**WHAT THE TASK ASKS**
Print the data below again in full, exactly as it stands, with no images.

**RAW DATA**

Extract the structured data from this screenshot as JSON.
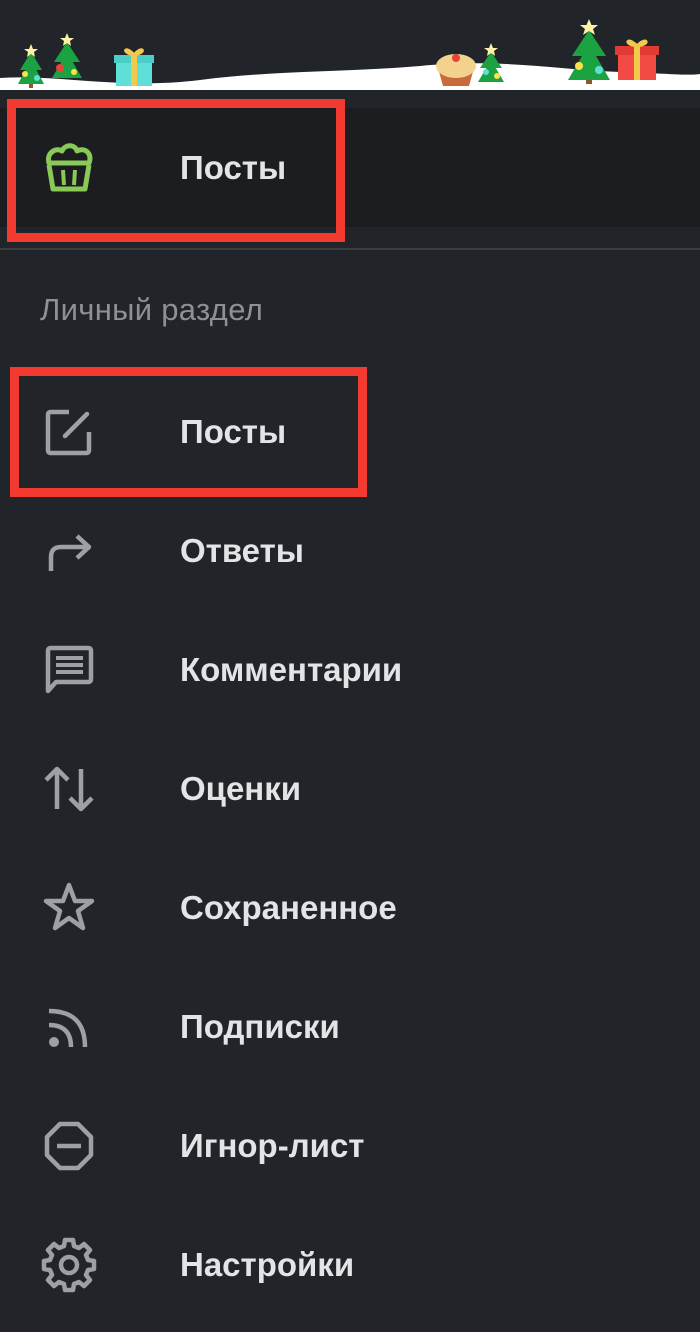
{
  "header": {
    "decoration": "christmas-garland",
    "colors": {
      "background": "#212429",
      "snow": "#ffffff",
      "tree": "#1aa340",
      "star": "#fff1a8",
      "gift_teal": "#5ee0d8",
      "gift_red": "#f24a44"
    }
  },
  "active_item": {
    "label": "Посты",
    "icon": "basket-icon",
    "color": "#8ac858"
  },
  "section": {
    "title": "Личный раздел"
  },
  "menu": {
    "posts": {
      "label": "Посты",
      "icon": "edit-icon"
    },
    "replies": {
      "label": "Ответы",
      "icon": "reply-arrow-icon"
    },
    "comments": {
      "label": "Комментарии",
      "icon": "comment-icon"
    },
    "ratings": {
      "label": "Оценки",
      "icon": "sort-arrows-icon"
    },
    "saved": {
      "label": "Сохраненное",
      "icon": "star-icon"
    },
    "subscriptions": {
      "label": "Подписки",
      "icon": "rss-icon"
    },
    "ignore_list": {
      "label": "Игнор-лист",
      "icon": "block-icon"
    },
    "settings": {
      "label": "Настройки",
      "icon": "gear-icon"
    }
  },
  "highlight_color": "#f23a31"
}
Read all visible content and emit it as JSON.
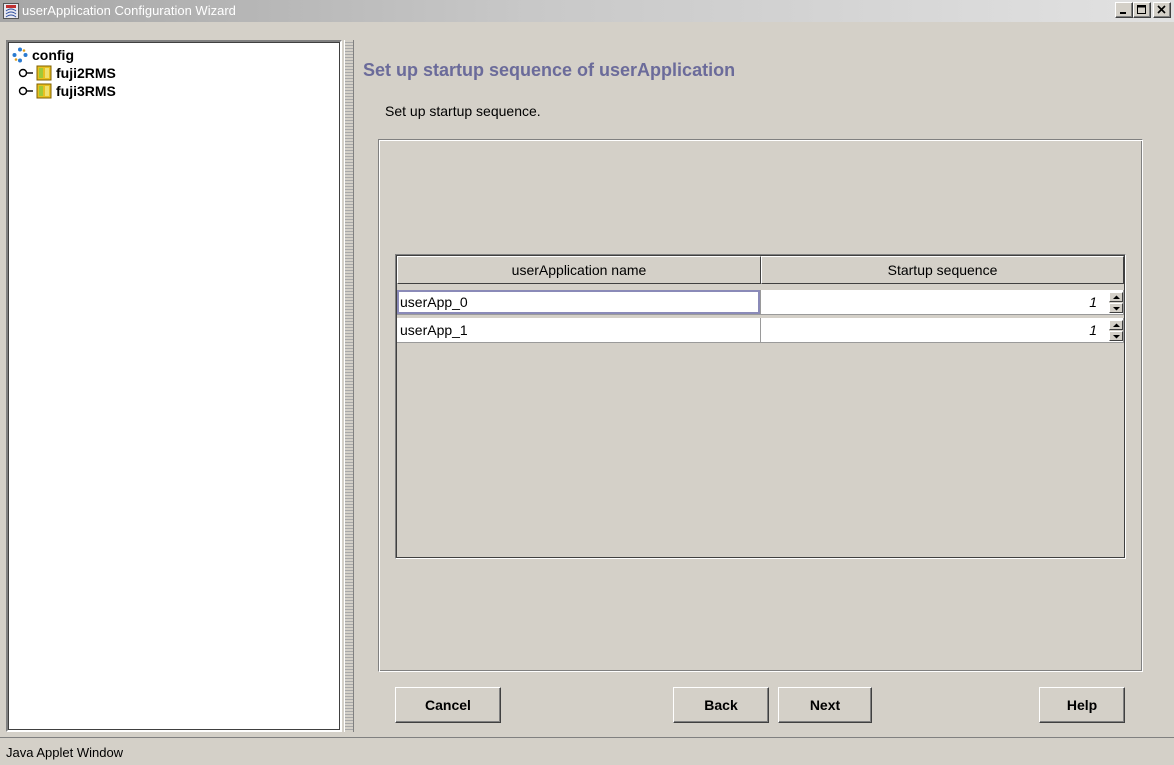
{
  "window": {
    "title": "userApplication Configuration Wizard",
    "icon": "java-applet-icon",
    "controls": [
      "minimize-icon",
      "maximize-icon",
      "close-icon"
    ]
  },
  "tree": {
    "root": {
      "label": "config",
      "icon": "config-node-icon"
    },
    "items": [
      {
        "label": "fuji2RMS",
        "icon": "folder-icon",
        "expander": "tree-expander-icon"
      },
      {
        "label": "fuji3RMS",
        "icon": "folder-icon",
        "expander": "tree-expander-icon"
      }
    ]
  },
  "main": {
    "title": "Set up startup sequence of userApplication",
    "subtitle": "Set up startup sequence."
  },
  "table": {
    "columns": [
      "userApplication name",
      "Startup sequence"
    ],
    "rows": [
      {
        "name": "userApp_0",
        "sequence": "1"
      },
      {
        "name": "userApp_1",
        "sequence": "1"
      }
    ]
  },
  "buttons": {
    "cancel": "Cancel",
    "back": "Back",
    "next": "Next",
    "help": "Help"
  },
  "status": {
    "text": "Java Applet Window"
  },
  "colors": {
    "window_bg": "#d4d0c8",
    "title_color": "#6b6b9a"
  }
}
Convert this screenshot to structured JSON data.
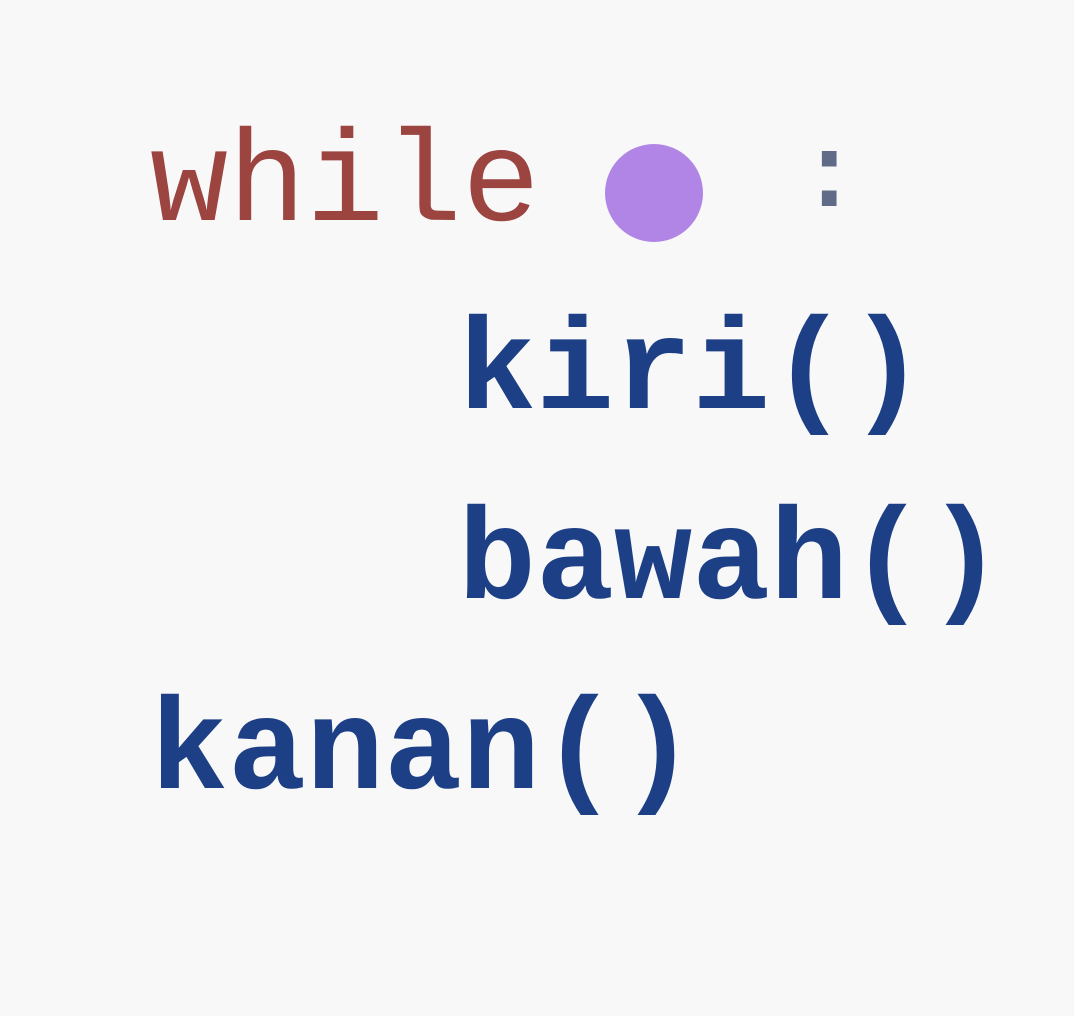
{
  "code": {
    "line1": {
      "keyword": "while",
      "placeholder": {
        "color": "#b085e6",
        "shape": "circle"
      },
      "colon": ":"
    },
    "line2": {
      "text": "kiri()"
    },
    "line3": {
      "text": "bawah()"
    },
    "line4": {
      "text": "kanan()"
    }
  },
  "colors": {
    "background": "#f8f8f8",
    "keyword": "#9b4440",
    "function": "#1d3f86",
    "colon": "#5f6b87",
    "placeholder": "#b085e6"
  }
}
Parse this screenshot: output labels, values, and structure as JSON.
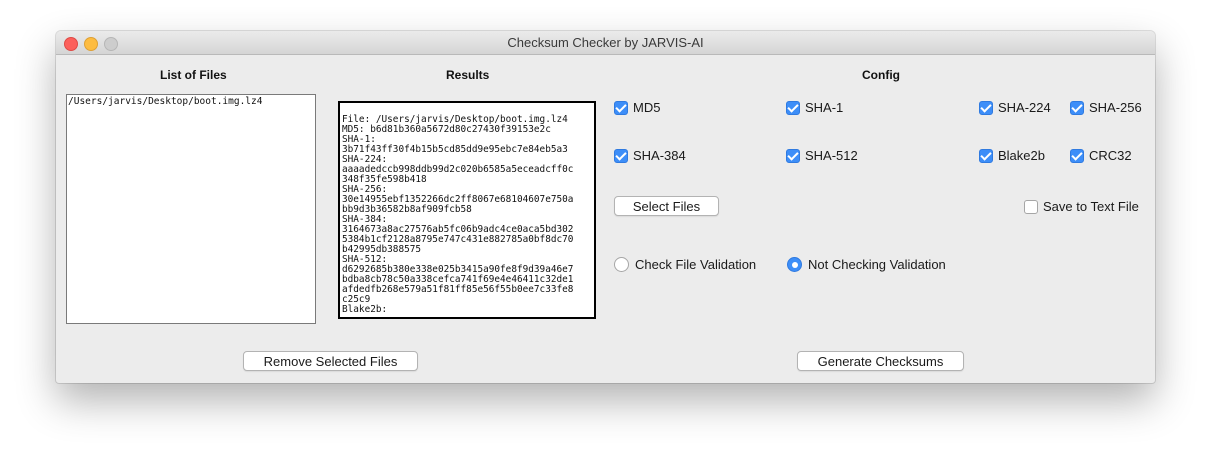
{
  "window": {
    "title": "Checksum Checker by JARVIS-AI"
  },
  "files": {
    "heading": "List of Files",
    "items": [
      "/Users/jarvis/Desktop/boot.img.lz4"
    ],
    "remove_button": "Remove Selected Files"
  },
  "results": {
    "heading": "Results",
    "text": "File: /Users/jarvis/Desktop/boot.img.lz4\nMD5: b6d81b360a5672d80c27430f39153e2c\nSHA-1:\n3b71f43ff30f4b15b5cd85dd9e95ebc7e84eb5a3\nSHA-224:\naaaadedccb998ddb99d2c020b6585a5eceadcff0c\n348f35fe598b418\nSHA-256:\n30e14955ebf1352266dc2ff8067e68104607e750a\nbb9d3b36582b8af909fcb58\nSHA-384:\n3164673a8ac27576ab5fc06b9adc4ce0aca5bd302\n5384b1cf2128a8795e747c431e882785a0bf8dc70\nb42995db388575\nSHA-512:\nd6292685b380e338e025b3415a90fe8f9d39a46e7\nbdba8cb78c50a338cefca741f69e4e46411c32de1\nafdedfb268e579a51f81ff85e56f55b0ee7c33fe8\nc25c9\nBlake2b:"
  },
  "config": {
    "heading": "Config",
    "algorithms": [
      {
        "label": "MD5",
        "checked": true
      },
      {
        "label": "SHA-1",
        "checked": true
      },
      {
        "label": "SHA-224",
        "checked": true
      },
      {
        "label": "SHA-256",
        "checked": true
      },
      {
        "label": "SHA-384",
        "checked": true
      },
      {
        "label": "SHA-512",
        "checked": true
      },
      {
        "label": "Blake2b",
        "checked": true
      },
      {
        "label": "CRC32",
        "checked": true
      }
    ],
    "select_button": "Select Files",
    "save_option": {
      "label": "Save to Text File",
      "checked": false
    },
    "validation": [
      {
        "label": "Check File Validation",
        "selected": false
      },
      {
        "label": "Not Checking Validation",
        "selected": true
      }
    ],
    "generate_button": "Generate Checksums"
  }
}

**EXERCISE ANSWER**
Extract the structured data from this screenshot as JSON.
{
  "header": {
    "decoration": "christmas-garland",
    "colors": {
      "background": "#212429",
      "snow": "#ffffff",
      "tree": "#1aa340",
      "star": "#fff1a8",
      "gift_teal": "#5ee0d8",
      "gift_red": "#f24a44"
    }
  },
  "active_item": {
    "label": "Посты",
    "icon": "basket-icon",
    "color": "#8ac858"
  },
  "section": {
    "title": "Личный раздел"
  },
  "menu": {
    "posts": {
      "label": "Посты",
      "icon": "edit-icon"
    },
    "replies": {
      "label": "Ответы",
      "icon": "reply-arrow-icon"
    },
    "comments": {
      "label": "Комментарии",
      "icon": "comment-icon"
    },
    "ratings": {
      "label": "Оценки",
      "icon": "sort-arrows-icon"
    },
    "saved": {
      "label": "Сохраненное",
      "icon": "star-icon"
    },
    "subscriptions": {
      "label": "Подписки",
      "icon": "rss-icon"
    },
    "ignore_list": {
      "label": "Игнор-лист",
      "icon": "block-icon"
    },
    "settings": {
      "label": "Настройки",
      "icon": "gear-icon"
    }
  },
  "highlight_color": "#f23a31"
}
Read all visible content and emit it as JSON.
{
  "window": {
    "title": "userApplication Configuration Wizard",
    "icon": "java-applet-icon",
    "controls": [
      "minimize-icon",
      "maximize-icon",
      "close-icon"
    ]
  },
  "tree": {
    "root": {
      "label": "config",
      "icon": "config-node-icon"
    },
    "items": [
      {
        "label": "fuji2RMS",
        "icon": "folder-icon",
        "expander": "tree-expander-icon"
      },
      {
        "label": "fuji3RMS",
        "icon": "folder-icon",
        "expander": "tree-expander-icon"
      }
    ]
  },
  "main": {
    "title": "Set up startup sequence of userApplication",
    "subtitle": "Set up startup sequence."
  },
  "table": {
    "columns": [
      "userApplication name",
      "Startup sequence"
    ],
    "rows": [
      {
        "name": "userApp_0",
        "sequence": "1"
      },
      {
        "name": "userApp_1",
        "sequence": "1"
      }
    ]
  },
  "buttons": {
    "cancel": "Cancel",
    "back": "Back",
    "next": "Next",
    "help": "Help"
  },
  "status": {
    "text": "Java Applet Window"
  },
  "colors": {
    "window_bg": "#d4d0c8",
    "title_color": "#6b6b9a"
  }
}
Convert this screenshot to structured JSON data.
{
  "code": {
    "line1": {
      "keyword": "while",
      "placeholder": {
        "color": "#b085e6",
        "shape": "circle"
      },
      "colon": ":"
    },
    "line2": {
      "text": "kiri()"
    },
    "line3": {
      "text": "bawah()"
    },
    "line4": {
      "text": "kanan()"
    }
  },
  "colors": {
    "background": "#f8f8f8",
    "keyword": "#9b4440",
    "function": "#1d3f86",
    "colon": "#5f6b87",
    "placeholder": "#b085e6"
  }
}
Parse this screenshot: output labels, values, and structure as JSON.
{
  "window": {
    "title": "Checksum Checker by JARVIS-AI"
  },
  "files": {
    "heading": "List of Files",
    "items": [
      "/Users/jarvis/Desktop/boot.img.lz4"
    ],
    "remove_button": "Remove Selected Files"
  },
  "results": {
    "heading": "Results",
    "text": "File: /Users/jarvis/Desktop/boot.img.lz4\nMD5: b6d81b360a5672d80c27430f39153e2c\nSHA-1:\n3b71f43ff30f4b15b5cd85dd9e95ebc7e84eb5a3\nSHA-224:\naaaadedccb998ddb99d2c020b6585a5eceadcff0c\n348f35fe598b418\nSHA-256:\n30e14955ebf1352266dc2ff8067e68104607e750a\nbb9d3b36582b8af909fcb58\nSHA-384:\n3164673a8ac27576ab5fc06b9adc4ce0aca5bd302\n5384b1cf2128a8795e747c431e882785a0bf8dc70\nb42995db388575\nSHA-512:\nd6292685b380e338e025b3415a90fe8f9d39a46e7\nbdba8cb78c50a338cefca741f69e4e46411c32de1\nafdedfb268e579a51f81ff85e56f55b0ee7c33fe8\nc25c9\nBlake2b:"
  },
  "config": {
    "heading": "Config",
    "algorithms": [
      {
        "label": "MD5",
        "checked": true
      },
      {
        "label": "SHA-1",
        "checked": true
      },
      {
        "label": "SHA-224",
        "checked": true
      },
      {
        "label": "SHA-256",
        "checked": true
      },
      {
        "label": "SHA-384",
        "checked": true
      },
      {
        "label": "SHA-512",
        "checked": true
      },
      {
        "label": "Blake2b",
        "checked": true
      },
      {
        "label": "CRC32",
        "checked": true
      }
    ],
    "select_button": "Select Files",
    "save_option": {
      "label": "Save to Text File",
      "checked": false
    },
    "validation": [
      {
        "label": "Check File Validation",
        "selected": false
      },
      {
        "label": "Not Checking Validation",
        "selected": true
      }
    ],
    "generate_button": "Generate Checksums"
  }
}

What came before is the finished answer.